Albany Down are the kind of guys that you can safely take home to meet mother. You will not find them rough-housing in the town square and vomiting on the petunias. No, they will be diligently practising their chord progressions in the studio.
But this doesn’t mean that they do not have passion in their hearts, nor urges in their loins and fire in their young bellies. For sure, these musicians can gather a lot of bile and fury when the time seems right. They are, after all, the 21st century blues-men.
Opening track ‘Back Again’ has a ghostly echo to it, and a decidedly Eastern flavour. The guitar hookah creates a smokescreen for the seven veils of sound to diffuse out and to drift.

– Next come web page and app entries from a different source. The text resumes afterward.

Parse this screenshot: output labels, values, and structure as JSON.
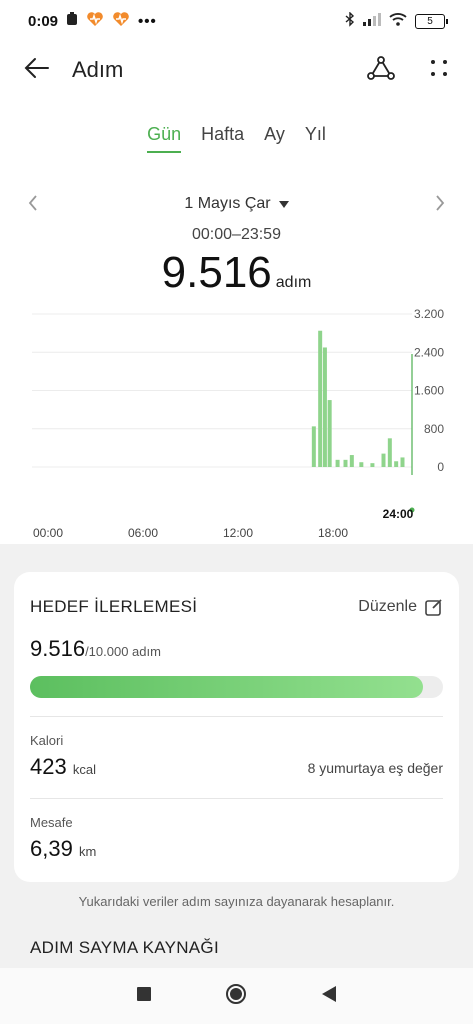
{
  "status": {
    "time": "0:09",
    "battery": "5",
    "more": "•••"
  },
  "header": {
    "title": "Adım"
  },
  "tabs": [
    {
      "label": "Gün",
      "active": true
    },
    {
      "label": "Hafta",
      "active": false
    },
    {
      "label": "Ay",
      "active": false
    },
    {
      "label": "Yıl",
      "active": false
    }
  ],
  "date": {
    "label": "1 Mayıs Çar",
    "range": "00:00–23:59"
  },
  "summary": {
    "value": "9.516",
    "unit": "adım"
  },
  "chart_data": {
    "type": "bar",
    "x_ticks": [
      "00:00",
      "06:00",
      "12:00",
      "18:00",
      "24:00"
    ],
    "y_ticks": [
      "3.200",
      "2.400",
      "1.600",
      "800",
      "0"
    ],
    "ylim": [
      0,
      3200
    ],
    "xlim": [
      0,
      24
    ],
    "grid": true,
    "color": "#8fd48c",
    "x": [
      17.8,
      18.2,
      18.5,
      18.8,
      19.3,
      19.8,
      20.2,
      20.8,
      21.5,
      22.2,
      22.6,
      23.0,
      23.4
    ],
    "values": [
      850,
      2850,
      2500,
      1400,
      150,
      150,
      250,
      100,
      80,
      280,
      600,
      120,
      200
    ],
    "cursor_x": 24,
    "cursor_color": "#4caf50"
  },
  "goal": {
    "title": "HEDEF İLERLEMESİ",
    "edit_label": "Düzenle",
    "current": "9.516",
    "target": "/10.000 adım",
    "progress": 0.9516
  },
  "calories": {
    "label": "Kalori",
    "value": "423",
    "unit": "kcal",
    "equivalent": "8 yumurtaya eş değer"
  },
  "distance": {
    "label": "Mesafe",
    "value": "6,39",
    "unit": "km"
  },
  "footnote": "Yukarıdaki veriler adım sayınıza dayanarak hesaplanır.",
  "source_title": "ADIM SAYMA KAYNAĞI",
  "colors": {
    "accent": "#4caf50",
    "bar": "#8fd48c"
  }
}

But then a thunder of drums announces a dirty riff that rumbles in like the sleeper lines on Highway 61. The chorus has a hook that is as sharp as a spearfish and as deadly as the fangs on a saw scaled viper. You’re gonna love this one.
“You’d Better Run” sings Paul Muir on the next track. He has a loaded gun, and he is overflowing with brutal intent. This revenge filled song sparkles with a fierce energy and a fervid desire for justice. That voice reminds us of Paul Rodgers – it has the same manly and hirsute quality. Guitars by Paul Turley are talkative and they really fizz. This song ferments with the kind of hidden rage that causes passion to rise.

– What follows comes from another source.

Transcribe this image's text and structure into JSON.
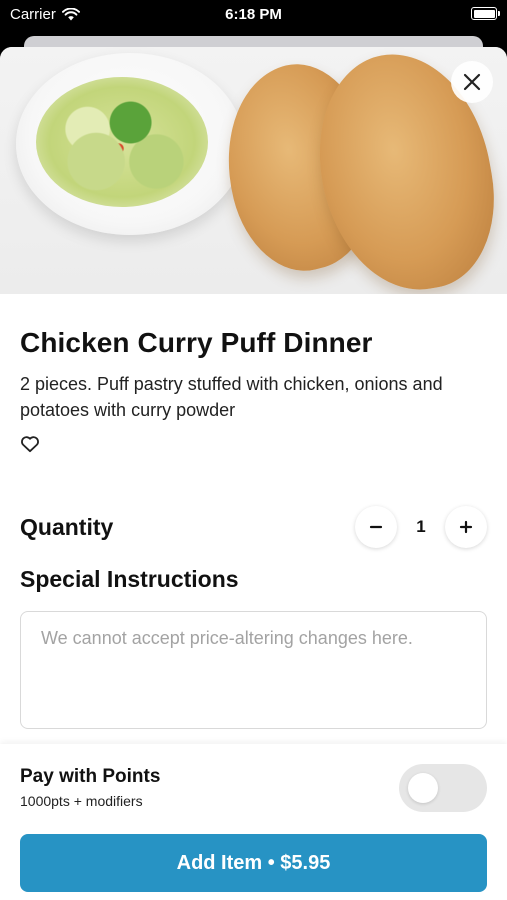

‘Take The Town’ bristles and burns. The good old rock ‘n’ roll pace is beautifully brought to life with some crisp drum work from Damien Campbell, and the guitar is funky and muddy. Soon the whole song crackles to life and chugs merrily up a gear. Then ‘Man Like Me’ paces in with a melancholic insistence and that trademark slow-burn. The gleaming guitars on this track have lacy tendrils. But it is the vocalization that will really create a flicker in the deep recesses of your heart chamber. This song reminded us of Wishbone Ash (especially Wishbone Four period.) It’s fascinating and creative.
Title track ‘Not Over Yet’ is a fast paced burner. The vocals almost spill out of the bag. It’s the song that will lift Albany Down out from those smoky blues clubs and into YouTube and Kerrang! territory.
‘My Lucky Streak’ has a vintage feel to it. You are taken back to Berry-era fifties. This song even has a slice of chortling blues harp ( Paul T). It has mediating, crisp drums and the kind of dirty chords that you might associate with Bill Haley & His Comets.
For really poignant weeping blues though, head straight for ‘You Ain’t Coming Home’. Those months spent on the road – in company with some of the greatest blues players on the planet – have rubbed off. This stands head and shoulders above anything else that you’ve heard before from the band. The guitar-work reminded us of David Gilmour. And when the climax comes – and it will – you will quiver in admiration.
More Middle-Eastern promise comes with the stadium sized rocker ‘She’s The Light’. It is here that we really witness the extraordinary talent of Damien on drums. His ambitious percussive style elevates this song to a higher plane. Some elements of this album were recorded in a gym – giving songs like this fervent hymn to love – “That big open Zeppelin sound.” It is passion exemplified in song.
‘You Wanna Be My Baby’ takes us back a few decades. It is mature and intoxicating. It drags us behind the scenes of a dingy basement blues bar in down-town Chicago. There, we will spend our time looking mawkishly into the fading lamplight. The next track, ‘Travelling Blues’ squeezes big guitar riffs tight against the chest, and is as fast paced and as jerky as a rum-runner in a squall.
The final number on this stunning new album is an epic ode. Running more than seven minutes, “The Working Man” is a heartfelt piece about hectic work / life balance – and the daily debt that grows when time runs out and relationships falter. Who’d be a working man? With moving lyrics like “Take a look at my face, can’t you see I’m falling?” this song steps ruefully towards the gnawing finality of those words: “You gotta help me out”. The crunchy guitar creates a painful rain of sound that spatters against a dark asphalt of drums – whilst Billy Dedman creates an aura of suspense and foreboding with some bass guitar growl. “We gotta fight for the working man.” Yeah, we have. And this is the song that may stir us to action.
This modern collection of songs cleverly spans the gap between vintage era blues and the contemporary definition of blues rock. It tells the story of what it is like to be a young journeyman musician in the 21st century – bursting with the same ambition and verve as his forefathers – and still toiling and moiling on that eternal “Blues Highway”.
– © Neil_Mach April 2013 –